Here in the northeast/midatlantic, we have an automatic toll collection system known as E-Z Pass:
E-ZPass® is an electronic toll collection system, which takes cash, coins and toll tickets out of the toll collection process. Instead, drivers establish an account, prepay tolls and attach a small electronic device to their vehicles. Tolls are automatically deducted from the prepaid account as an E-ZPass® customer passes through the toll lane.
I’ve used the E-Z Pass system since its inception, and cannot envision myself sitting on line to pay a toll ever again. In that regard, it is a godsend.
I have, however, often wondered when law enforcement might begin to use the E-Z Pass system to target speeders. Say, for example you enter an E-Z Pass enabled highway at Point X and exit the highway at Point Y. The distance between Point X and Point Y is 80 miles, but you traveled that distance in only an hour. Could be a problem, as the E-Z Pass system knows when and where you entered and when and where you exited. This seems to me like a no-brainer for law enforcement — and it’s indisputable (absent mechanical error) that you averaged 80 MPH.
And, indeed, as I poked around the interwebs today, I came across the following Orwellian Q & A at the Insurance Institute for Highway Safety (emphasis in the answer is mine). It appears that point-to-point is, in fact, becoming a reality (via camera now, perhaps via systems like E-Z Pass soon) and, even scarier, there is another system being examined that could work to remotely slow your vehicle down:
21. Are there other technologies that could aid in enforcing speed limits in both urban and suburban areas?
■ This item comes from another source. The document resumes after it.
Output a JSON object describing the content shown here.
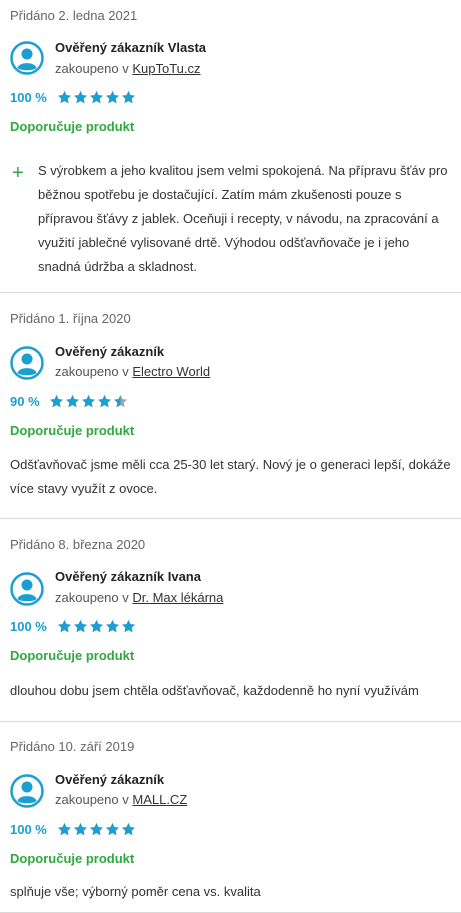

Two emerging technologies are being used to enforce speed limits. Intelligent speed adaptation links a position of the traveling vehicle via Global Positioning System (GPS) technology and computerized maps with speed limits to determine if the vehicle is speeding. The system may work as an advisory system for the driver or an intervention system that automatically reduces the vehicle’s speed to comply with the speed limit. Point-to-point speed camera technology records the time it takes a vehicle to travel between two camera locations to compute an average speed and compare it to the posted speed limit. This system uses optical recognition technology to match the two photographed vehicle license plates. Point-to-point speed cameras are being used to enforce the speed limit on the Hume Freeway in Victoria, Australia. In the UK, point-to-point speed camera systems are known as “Distributed Average Speed” camera systems and have received government approval.
On a somewhat related note, I’ve read several stories about GPS-enabled trucks hitting overpasses because the drivers were navigating via the device without regard for the limitations of the roadways (which are always posted) that were being suggested. It happens in my neck of the woods fairly frequently (many of the roads and overpasses are ancient), and GPS-navigation is usually at the root of the problem. Unintended consequences.